David Bowie was also taken this year, and he too died right after releasing one of his greatest records, Blackstar. Both Bowie and Cohen’s albums are farewell gestures without ever wallowing in genuine self-pity or defeat, and retain a kind of mystical power that glistens and seeps off of every song. “Hineni, Hineni/I’m ready my Lord,” Cohen sings on the title track, invoking the Hebrew expression for “Here I am.” By this stage, Cohen’s voice is practically a whisper, barely even registering as conversational. Yet not a word feels lazy or lacking. He’s earned his weather-beaten delivery, attaining a damaged precision accrued over a lifetime as he recites lyrics easily comparable to prayers or mantras.
Indeed, Cohen perfected the art of repeating certain words and phrases as one would when calling upon a higher power, or attempting to slip into a meditative state. His spoken word deliveries sound less like a beatnik poet and more like scriptural recitation, yet are also riddled with all the typical faults of a man and massaged with a quietly biting humor.

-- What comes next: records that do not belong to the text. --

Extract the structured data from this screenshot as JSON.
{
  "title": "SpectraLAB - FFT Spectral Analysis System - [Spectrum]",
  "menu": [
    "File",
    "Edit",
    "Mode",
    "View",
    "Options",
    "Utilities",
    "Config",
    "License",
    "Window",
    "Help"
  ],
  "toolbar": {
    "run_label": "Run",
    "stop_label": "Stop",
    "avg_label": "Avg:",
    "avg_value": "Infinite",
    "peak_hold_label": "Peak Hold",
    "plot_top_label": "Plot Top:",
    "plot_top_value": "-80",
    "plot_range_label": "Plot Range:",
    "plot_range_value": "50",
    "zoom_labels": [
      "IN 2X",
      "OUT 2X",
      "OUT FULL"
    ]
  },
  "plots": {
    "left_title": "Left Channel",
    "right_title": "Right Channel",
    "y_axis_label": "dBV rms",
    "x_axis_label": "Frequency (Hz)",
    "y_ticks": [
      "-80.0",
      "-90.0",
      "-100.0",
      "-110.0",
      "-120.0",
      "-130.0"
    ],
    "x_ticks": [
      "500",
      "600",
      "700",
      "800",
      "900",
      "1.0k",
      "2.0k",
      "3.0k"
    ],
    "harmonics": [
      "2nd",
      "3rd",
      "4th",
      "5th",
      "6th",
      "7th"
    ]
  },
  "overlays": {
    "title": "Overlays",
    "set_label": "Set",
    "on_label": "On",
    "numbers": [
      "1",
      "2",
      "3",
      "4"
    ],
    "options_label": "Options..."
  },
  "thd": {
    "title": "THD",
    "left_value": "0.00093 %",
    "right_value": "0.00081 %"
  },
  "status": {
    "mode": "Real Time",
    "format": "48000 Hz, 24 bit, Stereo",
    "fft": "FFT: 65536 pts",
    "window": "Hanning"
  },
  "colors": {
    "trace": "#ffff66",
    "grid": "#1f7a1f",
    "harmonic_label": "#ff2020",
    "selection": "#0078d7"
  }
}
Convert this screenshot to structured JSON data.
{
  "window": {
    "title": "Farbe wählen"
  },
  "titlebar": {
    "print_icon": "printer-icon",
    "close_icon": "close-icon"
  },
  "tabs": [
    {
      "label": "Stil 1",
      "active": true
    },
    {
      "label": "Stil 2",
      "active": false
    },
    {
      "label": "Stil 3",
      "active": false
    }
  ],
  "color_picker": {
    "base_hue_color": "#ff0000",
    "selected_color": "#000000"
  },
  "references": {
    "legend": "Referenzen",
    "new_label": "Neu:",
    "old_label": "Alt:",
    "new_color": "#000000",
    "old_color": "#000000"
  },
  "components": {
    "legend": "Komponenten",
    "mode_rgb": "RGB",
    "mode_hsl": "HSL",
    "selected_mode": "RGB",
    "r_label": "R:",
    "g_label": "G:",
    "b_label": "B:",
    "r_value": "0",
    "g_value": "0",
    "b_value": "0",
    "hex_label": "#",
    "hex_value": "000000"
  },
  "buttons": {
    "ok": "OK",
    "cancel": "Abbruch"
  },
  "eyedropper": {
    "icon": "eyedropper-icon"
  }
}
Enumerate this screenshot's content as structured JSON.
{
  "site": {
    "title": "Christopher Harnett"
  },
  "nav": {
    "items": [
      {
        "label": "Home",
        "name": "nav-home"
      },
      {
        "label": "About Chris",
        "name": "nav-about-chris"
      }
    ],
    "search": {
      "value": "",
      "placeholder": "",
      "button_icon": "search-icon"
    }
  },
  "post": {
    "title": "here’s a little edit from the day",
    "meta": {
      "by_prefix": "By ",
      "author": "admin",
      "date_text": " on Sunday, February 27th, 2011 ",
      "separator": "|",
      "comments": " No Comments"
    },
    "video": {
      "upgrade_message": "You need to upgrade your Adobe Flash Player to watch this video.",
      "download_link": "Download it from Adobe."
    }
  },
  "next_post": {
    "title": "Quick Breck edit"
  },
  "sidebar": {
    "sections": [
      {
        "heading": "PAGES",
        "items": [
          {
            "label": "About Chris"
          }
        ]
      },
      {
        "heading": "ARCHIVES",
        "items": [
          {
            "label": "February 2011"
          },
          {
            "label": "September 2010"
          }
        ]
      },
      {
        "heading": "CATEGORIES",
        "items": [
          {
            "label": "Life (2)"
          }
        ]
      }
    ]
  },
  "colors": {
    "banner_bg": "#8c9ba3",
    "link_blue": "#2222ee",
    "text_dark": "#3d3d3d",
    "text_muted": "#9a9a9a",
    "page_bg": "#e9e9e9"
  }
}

I don’t know where he is now. I’d like to think he’s back on boogie street, but perhaps that’s wishful thinking. We cannot say, and neither can he. The only thing for sure is that he’s gone.
He is gone. But his work remains, which of course means that he is not gone at all.
These are my memories of Leonard Cohen.
*There really is just something stark and desolate and inherently apocalyptic evoked in much of Cohen’s work. Not only did I immediately imagine a desert the very first time I heard “Waiting for the Miracle,” but it turned out that Natural Born Killers actually opens on images of a desert set to that song. (And the movie’s entire end credits are essentially a music video for Cohen’s “The Future,” a nightmarish trip through a violent American landscape on the eve of destruction). Also, well before Oliver Stone, Werner Herzog used tracks from Cohen’s first album to score Fata Morgana’s visions of a desert wasteland.
**My friend and I would see him again later that year — where I’d finally get to hear “Waiting for the Miracle” performed live — this time in St. Louis. This particular show ended up being complicated for me for a variety of reasons. I was emotionally compromised, as Spock, my other favorite Jewish Canadian named Leonard, might say. It in some ways equaled and in others surpassed the previous show, though nothing can compare to that very first time I realized I was in the same room as Leonard Cohen. That concert, however, saw us seated next to a gentlemen who proceeded to talk through the Entire. Fucking. Show. I was happy to be rid of him this time.
Addendum: Cohen’s actual quote from the concert is, “I was 60 years old. Just a kid with a crazy dream.” Apparently he had a couple of different plays on that joke, but this was the one he used when I saw him. However, I opted to go with my slightly misremembered version, because memory seems more significant in this instance.